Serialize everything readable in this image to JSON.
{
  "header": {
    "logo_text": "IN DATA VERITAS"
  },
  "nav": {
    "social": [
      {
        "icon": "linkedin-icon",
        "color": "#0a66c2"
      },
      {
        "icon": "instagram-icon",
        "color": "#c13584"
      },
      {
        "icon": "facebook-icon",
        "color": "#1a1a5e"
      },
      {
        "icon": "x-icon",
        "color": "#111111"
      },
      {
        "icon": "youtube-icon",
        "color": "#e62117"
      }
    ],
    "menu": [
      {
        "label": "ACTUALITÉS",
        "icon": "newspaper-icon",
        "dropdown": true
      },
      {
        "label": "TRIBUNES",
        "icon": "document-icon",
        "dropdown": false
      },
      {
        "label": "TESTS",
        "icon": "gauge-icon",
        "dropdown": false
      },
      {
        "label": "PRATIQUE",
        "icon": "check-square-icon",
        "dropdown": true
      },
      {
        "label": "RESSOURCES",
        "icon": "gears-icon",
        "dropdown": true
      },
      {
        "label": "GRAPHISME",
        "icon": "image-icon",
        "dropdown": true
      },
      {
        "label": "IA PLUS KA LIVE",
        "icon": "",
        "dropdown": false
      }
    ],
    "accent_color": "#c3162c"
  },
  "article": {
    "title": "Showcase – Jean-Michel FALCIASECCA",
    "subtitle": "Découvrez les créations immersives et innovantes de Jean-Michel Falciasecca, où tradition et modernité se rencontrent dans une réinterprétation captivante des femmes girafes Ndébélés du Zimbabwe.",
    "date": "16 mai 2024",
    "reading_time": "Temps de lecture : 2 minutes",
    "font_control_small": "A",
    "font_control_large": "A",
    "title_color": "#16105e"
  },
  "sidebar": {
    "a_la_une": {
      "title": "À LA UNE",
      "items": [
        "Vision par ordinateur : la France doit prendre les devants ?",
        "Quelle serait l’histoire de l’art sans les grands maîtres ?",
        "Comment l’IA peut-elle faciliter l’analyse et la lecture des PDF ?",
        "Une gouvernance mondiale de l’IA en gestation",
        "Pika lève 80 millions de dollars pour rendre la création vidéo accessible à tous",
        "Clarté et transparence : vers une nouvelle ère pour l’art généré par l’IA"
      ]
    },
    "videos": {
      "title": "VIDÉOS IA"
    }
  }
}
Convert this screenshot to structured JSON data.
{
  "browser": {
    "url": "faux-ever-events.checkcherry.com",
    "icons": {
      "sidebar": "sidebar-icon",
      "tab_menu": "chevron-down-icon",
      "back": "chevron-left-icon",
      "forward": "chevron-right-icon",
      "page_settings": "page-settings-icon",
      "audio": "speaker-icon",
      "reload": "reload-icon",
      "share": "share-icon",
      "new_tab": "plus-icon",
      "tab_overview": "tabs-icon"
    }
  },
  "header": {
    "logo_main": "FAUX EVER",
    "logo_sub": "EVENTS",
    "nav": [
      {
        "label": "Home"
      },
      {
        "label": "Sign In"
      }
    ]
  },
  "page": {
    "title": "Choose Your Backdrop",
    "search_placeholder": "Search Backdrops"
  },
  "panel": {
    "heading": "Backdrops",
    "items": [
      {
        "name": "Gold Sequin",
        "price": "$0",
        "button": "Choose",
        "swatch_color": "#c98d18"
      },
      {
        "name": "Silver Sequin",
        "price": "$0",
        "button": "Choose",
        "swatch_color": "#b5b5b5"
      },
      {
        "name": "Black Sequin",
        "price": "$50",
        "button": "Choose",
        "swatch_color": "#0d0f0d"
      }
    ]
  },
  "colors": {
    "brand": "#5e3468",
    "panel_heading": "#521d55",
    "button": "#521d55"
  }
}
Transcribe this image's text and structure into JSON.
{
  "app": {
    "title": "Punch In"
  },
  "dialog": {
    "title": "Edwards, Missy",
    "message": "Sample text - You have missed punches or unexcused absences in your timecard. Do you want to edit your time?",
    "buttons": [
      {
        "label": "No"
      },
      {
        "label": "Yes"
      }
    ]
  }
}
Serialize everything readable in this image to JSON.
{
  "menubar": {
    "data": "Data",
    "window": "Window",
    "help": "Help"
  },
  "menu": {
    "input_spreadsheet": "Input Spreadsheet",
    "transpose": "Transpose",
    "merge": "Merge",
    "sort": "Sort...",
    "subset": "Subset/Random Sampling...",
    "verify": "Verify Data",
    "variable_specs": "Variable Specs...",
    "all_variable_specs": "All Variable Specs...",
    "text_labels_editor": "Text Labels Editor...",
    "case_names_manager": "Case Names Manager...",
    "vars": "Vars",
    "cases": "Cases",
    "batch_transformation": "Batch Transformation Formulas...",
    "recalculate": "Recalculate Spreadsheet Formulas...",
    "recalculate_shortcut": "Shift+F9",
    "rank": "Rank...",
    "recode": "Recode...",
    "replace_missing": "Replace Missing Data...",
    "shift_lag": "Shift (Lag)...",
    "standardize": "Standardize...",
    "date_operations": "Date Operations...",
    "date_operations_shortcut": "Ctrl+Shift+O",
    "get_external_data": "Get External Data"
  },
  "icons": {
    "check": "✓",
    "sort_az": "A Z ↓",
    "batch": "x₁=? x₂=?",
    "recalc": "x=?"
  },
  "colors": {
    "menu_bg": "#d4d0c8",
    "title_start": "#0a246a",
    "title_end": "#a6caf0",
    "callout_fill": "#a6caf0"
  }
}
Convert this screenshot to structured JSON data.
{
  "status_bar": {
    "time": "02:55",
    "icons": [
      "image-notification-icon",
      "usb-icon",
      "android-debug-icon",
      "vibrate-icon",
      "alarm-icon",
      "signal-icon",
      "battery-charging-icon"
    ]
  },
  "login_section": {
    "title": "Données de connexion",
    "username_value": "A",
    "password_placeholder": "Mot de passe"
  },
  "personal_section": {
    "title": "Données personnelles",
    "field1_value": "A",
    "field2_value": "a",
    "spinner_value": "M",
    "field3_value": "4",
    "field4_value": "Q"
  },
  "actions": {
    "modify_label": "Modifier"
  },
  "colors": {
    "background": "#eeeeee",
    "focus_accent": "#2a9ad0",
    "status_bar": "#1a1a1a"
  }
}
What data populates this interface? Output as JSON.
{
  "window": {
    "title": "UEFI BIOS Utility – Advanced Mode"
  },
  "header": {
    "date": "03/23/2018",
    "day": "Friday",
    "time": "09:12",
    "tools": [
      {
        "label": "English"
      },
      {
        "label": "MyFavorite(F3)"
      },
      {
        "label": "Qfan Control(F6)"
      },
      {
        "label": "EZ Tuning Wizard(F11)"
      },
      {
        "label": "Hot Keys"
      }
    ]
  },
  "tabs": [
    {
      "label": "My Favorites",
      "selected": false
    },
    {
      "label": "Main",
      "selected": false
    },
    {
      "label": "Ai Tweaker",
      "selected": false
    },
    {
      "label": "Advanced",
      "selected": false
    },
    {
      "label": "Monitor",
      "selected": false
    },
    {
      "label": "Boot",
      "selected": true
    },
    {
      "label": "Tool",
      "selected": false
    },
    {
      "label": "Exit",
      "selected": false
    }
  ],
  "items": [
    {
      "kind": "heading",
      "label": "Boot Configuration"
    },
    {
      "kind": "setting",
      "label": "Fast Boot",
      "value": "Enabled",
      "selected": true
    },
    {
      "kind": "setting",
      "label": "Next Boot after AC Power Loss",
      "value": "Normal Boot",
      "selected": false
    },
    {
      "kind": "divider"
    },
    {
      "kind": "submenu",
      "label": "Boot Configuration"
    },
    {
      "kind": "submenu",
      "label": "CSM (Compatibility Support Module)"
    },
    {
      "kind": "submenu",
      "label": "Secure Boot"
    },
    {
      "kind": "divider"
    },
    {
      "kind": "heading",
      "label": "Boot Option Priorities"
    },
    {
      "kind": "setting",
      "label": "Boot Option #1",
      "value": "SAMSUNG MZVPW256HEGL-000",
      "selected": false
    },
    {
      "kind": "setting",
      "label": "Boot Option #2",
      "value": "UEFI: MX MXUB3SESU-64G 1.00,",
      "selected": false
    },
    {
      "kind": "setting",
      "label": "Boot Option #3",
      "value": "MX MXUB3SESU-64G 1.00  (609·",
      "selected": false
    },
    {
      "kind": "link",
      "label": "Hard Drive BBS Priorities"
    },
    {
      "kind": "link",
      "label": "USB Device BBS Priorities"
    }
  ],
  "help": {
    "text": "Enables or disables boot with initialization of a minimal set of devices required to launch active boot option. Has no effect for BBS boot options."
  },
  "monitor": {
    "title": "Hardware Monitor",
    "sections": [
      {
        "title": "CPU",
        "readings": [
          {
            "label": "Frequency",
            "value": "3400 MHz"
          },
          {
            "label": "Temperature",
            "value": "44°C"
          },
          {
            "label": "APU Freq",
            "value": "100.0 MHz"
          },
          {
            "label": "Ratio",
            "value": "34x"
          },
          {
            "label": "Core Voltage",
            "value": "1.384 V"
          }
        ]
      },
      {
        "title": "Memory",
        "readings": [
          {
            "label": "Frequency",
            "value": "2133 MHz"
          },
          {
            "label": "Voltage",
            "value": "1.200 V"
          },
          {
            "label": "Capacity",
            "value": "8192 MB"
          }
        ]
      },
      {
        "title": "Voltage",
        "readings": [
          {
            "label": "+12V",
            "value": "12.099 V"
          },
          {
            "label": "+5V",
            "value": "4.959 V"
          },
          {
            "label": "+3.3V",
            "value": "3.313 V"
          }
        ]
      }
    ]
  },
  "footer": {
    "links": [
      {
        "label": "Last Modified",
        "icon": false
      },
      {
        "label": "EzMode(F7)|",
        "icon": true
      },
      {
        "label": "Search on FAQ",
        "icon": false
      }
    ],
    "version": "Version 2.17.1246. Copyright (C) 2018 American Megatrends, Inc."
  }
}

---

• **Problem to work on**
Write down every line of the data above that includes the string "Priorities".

• **Output of the task**
      "label": "Boot Option Priorities"
      "label": "Hard Drive BBS Priorities"
      "label": "USB Device BBS Priorities"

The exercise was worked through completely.